By Adam Eckart
Many students dislike group work, but group work is a key aspect of law school. Group work provides many benefits, such as learning from others, hearing different perspectives, and challenging your own ideas. Although law students are prohibited from working in groups on independent projects or assessments, group work can aid student learning and prepare students for practice.
Successful lawyers are required to work well with others, so all law students must learn to work well in groups. Those who engage in group work will reap its many benefits, including:
- Group work facilitates “active learning.” Research indicates that active learning (such as leading a group discussion) is more effective than passive learning (such as re-reading assigned text). By actively learning, students retain more information because they must fully engage with the material. Group work helps facilitate active learning when students use groups to understand key concepts, important case law, or difficult lecture material.
- Group work helps find the correct answer. In addition to helping students engage in active learning, group work also helps students find the correct answer more often. Research shows that students working in groups, on average, are more likely to arrive at the correct answer than students working individually. Gathering multiple people together with different backgrounds allows groups to troubleshoot problems, work collaboratively, and build off each other’s concepts.
- Group work fosters good networking. The learning benefits of group work are complemented by long-lasting networking value. Upon graduation, 1L classmates will become law clerks, junior associates, and entry-level lawyers. Ten or twenty years later, many classmates will be judges, partners at law firms, general counsel at companies, and senior attorneys elsewhere. These individuals will be your first call when you need something from a lawyer – advice, a referral, a new law firm, a new client, or a new employer. The relationships forged in law school group work will benefit the entire group for years to come.
In order to learn effectively and leverage your law school relationships, don’t forget the power of group work. Seek to form helpful and meaningful groups among your peers – you’ll be glad you did.
Adam Eckart is an Assistant Professor of Legal Writing at Suffolk University Law School.
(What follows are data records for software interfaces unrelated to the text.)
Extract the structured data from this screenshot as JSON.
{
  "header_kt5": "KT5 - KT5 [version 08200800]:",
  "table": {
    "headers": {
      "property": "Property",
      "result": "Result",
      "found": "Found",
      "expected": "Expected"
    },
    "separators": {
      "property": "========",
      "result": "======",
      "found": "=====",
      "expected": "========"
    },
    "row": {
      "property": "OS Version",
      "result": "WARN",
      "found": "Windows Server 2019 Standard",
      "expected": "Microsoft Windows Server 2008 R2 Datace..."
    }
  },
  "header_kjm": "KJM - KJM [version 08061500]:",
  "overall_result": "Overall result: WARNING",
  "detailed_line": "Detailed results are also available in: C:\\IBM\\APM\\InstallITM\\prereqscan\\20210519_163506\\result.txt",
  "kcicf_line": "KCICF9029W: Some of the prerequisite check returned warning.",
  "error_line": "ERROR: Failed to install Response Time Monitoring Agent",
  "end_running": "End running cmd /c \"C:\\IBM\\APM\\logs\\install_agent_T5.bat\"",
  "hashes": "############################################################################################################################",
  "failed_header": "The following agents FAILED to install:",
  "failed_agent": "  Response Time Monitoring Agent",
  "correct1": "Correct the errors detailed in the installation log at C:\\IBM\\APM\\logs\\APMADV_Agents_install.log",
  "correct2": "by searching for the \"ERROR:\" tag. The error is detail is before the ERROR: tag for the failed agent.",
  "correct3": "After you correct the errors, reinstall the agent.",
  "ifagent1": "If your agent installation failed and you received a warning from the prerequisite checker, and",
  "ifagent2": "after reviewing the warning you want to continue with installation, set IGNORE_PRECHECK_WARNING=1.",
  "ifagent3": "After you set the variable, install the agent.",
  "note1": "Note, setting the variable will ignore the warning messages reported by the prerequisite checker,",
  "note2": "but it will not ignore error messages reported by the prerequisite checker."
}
Prior to Suffolk, Professor Eckart practiced at Ropes & Gray LLP as an associate in the antitrust mergers and acquisitions practice and taught in the Lawyering Program at Boston University Law School.